Task to complete:
Keyword search on "FFWWWWWEEEEEC": report each line of the records that contains it.
########################################
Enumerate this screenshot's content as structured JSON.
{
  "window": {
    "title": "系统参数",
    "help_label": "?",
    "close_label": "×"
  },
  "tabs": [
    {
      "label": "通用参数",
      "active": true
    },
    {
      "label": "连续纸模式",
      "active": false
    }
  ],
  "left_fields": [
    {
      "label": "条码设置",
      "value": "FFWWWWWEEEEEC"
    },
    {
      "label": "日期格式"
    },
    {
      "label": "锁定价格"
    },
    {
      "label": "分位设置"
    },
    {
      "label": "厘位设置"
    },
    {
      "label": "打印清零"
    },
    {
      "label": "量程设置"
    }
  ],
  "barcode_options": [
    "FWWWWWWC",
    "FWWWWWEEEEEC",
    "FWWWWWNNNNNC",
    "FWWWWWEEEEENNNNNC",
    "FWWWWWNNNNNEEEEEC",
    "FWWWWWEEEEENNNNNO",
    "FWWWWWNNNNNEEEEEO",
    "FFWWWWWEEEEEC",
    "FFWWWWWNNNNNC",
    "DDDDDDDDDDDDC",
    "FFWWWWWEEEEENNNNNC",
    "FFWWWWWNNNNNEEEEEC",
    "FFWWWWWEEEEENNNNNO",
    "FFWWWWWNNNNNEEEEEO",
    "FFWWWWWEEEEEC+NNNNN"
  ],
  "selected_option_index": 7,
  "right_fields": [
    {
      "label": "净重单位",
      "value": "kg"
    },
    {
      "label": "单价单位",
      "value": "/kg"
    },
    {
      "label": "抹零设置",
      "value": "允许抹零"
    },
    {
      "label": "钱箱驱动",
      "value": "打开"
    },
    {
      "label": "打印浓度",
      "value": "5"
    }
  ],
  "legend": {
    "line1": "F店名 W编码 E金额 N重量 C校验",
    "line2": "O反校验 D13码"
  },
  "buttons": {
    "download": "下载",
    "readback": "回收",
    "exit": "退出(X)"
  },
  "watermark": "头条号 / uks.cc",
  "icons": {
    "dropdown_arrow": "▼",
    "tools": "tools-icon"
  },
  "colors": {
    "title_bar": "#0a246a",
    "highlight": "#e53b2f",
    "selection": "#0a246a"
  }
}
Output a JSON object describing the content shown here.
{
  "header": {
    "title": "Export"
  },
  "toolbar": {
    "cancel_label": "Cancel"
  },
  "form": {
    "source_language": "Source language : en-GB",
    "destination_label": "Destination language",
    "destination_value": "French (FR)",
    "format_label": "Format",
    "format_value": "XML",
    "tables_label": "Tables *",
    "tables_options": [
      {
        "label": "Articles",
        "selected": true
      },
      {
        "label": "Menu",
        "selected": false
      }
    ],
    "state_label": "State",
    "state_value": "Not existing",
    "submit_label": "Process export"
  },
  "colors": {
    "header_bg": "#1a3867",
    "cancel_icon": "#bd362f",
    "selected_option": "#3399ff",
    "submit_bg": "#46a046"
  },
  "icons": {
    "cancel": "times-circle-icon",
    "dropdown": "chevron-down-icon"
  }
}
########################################
Expected answer:
      "value": "FFWWWWWEEEEEC"
    "FFWWWWWEEEEEC",
    "FFWWWWWEEEEEC+NNNNN"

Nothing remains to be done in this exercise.